# [Exercise description]
Among the entries below, find every line that contains the string "status", then copy it.
Segment Start: Exercise data
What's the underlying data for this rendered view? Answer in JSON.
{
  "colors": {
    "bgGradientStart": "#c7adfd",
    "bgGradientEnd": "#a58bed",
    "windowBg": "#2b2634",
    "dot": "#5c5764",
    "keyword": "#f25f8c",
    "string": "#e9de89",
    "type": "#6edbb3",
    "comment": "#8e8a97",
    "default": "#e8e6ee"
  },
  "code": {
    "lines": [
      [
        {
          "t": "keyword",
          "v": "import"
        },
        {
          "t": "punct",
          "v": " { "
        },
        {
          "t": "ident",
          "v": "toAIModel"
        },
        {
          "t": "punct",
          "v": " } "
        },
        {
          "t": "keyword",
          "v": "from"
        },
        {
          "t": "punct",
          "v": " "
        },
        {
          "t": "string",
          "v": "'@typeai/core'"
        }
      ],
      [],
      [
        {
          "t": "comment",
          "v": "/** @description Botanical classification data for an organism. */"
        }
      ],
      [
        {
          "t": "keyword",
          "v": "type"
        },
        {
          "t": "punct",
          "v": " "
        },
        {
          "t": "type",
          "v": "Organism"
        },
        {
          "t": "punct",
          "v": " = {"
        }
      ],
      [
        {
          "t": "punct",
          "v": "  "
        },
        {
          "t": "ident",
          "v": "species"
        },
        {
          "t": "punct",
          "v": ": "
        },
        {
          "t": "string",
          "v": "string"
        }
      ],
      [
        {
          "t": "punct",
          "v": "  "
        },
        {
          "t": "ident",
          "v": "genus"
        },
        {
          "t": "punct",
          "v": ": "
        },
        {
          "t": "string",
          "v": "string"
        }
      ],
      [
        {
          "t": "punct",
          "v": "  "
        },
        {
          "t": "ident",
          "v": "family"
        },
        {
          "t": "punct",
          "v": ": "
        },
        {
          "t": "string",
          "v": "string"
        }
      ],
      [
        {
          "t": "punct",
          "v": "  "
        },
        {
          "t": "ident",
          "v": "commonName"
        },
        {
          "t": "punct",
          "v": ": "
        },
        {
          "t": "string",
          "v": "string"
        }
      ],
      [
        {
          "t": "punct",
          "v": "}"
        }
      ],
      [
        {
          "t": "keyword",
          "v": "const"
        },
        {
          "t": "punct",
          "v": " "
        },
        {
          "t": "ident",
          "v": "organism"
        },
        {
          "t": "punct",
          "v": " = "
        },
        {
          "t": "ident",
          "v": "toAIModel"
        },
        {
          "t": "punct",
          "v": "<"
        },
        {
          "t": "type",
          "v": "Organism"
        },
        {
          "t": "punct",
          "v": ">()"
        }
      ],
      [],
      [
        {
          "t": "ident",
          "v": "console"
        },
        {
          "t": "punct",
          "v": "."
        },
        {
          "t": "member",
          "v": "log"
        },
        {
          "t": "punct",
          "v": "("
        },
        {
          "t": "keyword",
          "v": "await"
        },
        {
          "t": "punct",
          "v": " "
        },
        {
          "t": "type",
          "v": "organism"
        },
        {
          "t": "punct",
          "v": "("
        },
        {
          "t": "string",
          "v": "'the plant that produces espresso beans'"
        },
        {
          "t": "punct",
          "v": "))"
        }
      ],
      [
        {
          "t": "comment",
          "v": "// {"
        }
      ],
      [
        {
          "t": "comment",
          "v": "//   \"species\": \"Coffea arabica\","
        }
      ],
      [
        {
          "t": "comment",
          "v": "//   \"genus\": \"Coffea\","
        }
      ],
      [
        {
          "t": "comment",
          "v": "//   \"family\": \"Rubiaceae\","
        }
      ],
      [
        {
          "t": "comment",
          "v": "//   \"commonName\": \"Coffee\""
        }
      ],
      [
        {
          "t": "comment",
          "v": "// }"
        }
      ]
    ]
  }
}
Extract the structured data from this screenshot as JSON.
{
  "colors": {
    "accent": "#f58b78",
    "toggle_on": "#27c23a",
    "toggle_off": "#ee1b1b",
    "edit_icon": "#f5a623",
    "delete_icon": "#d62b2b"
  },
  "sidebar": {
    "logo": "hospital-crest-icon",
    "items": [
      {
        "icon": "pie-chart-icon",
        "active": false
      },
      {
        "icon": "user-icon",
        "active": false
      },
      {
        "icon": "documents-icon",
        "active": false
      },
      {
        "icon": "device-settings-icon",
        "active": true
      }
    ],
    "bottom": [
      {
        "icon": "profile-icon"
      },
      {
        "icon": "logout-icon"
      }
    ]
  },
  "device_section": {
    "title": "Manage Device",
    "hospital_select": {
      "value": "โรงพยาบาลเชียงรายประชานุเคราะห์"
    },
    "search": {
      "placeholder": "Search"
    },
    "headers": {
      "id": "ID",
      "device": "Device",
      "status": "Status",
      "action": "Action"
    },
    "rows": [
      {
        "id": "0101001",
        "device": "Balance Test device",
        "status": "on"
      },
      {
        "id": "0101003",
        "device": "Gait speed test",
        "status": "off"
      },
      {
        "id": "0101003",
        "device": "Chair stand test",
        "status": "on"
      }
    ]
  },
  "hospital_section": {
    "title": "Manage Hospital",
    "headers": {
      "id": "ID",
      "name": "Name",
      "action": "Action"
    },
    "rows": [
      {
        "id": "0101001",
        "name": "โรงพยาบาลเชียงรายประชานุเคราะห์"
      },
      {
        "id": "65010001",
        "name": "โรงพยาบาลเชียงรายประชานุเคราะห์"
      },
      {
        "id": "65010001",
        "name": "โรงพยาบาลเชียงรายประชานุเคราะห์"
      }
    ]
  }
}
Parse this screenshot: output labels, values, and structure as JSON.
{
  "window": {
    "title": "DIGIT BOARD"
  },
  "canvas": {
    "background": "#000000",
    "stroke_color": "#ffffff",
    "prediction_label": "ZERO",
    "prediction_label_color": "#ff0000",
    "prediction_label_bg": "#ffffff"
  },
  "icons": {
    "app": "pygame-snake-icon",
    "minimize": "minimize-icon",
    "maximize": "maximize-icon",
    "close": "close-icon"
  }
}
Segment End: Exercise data
# [Result for this task]
      "status": "Status",
        "status": "on"
        "status": "off"
        "status": "on"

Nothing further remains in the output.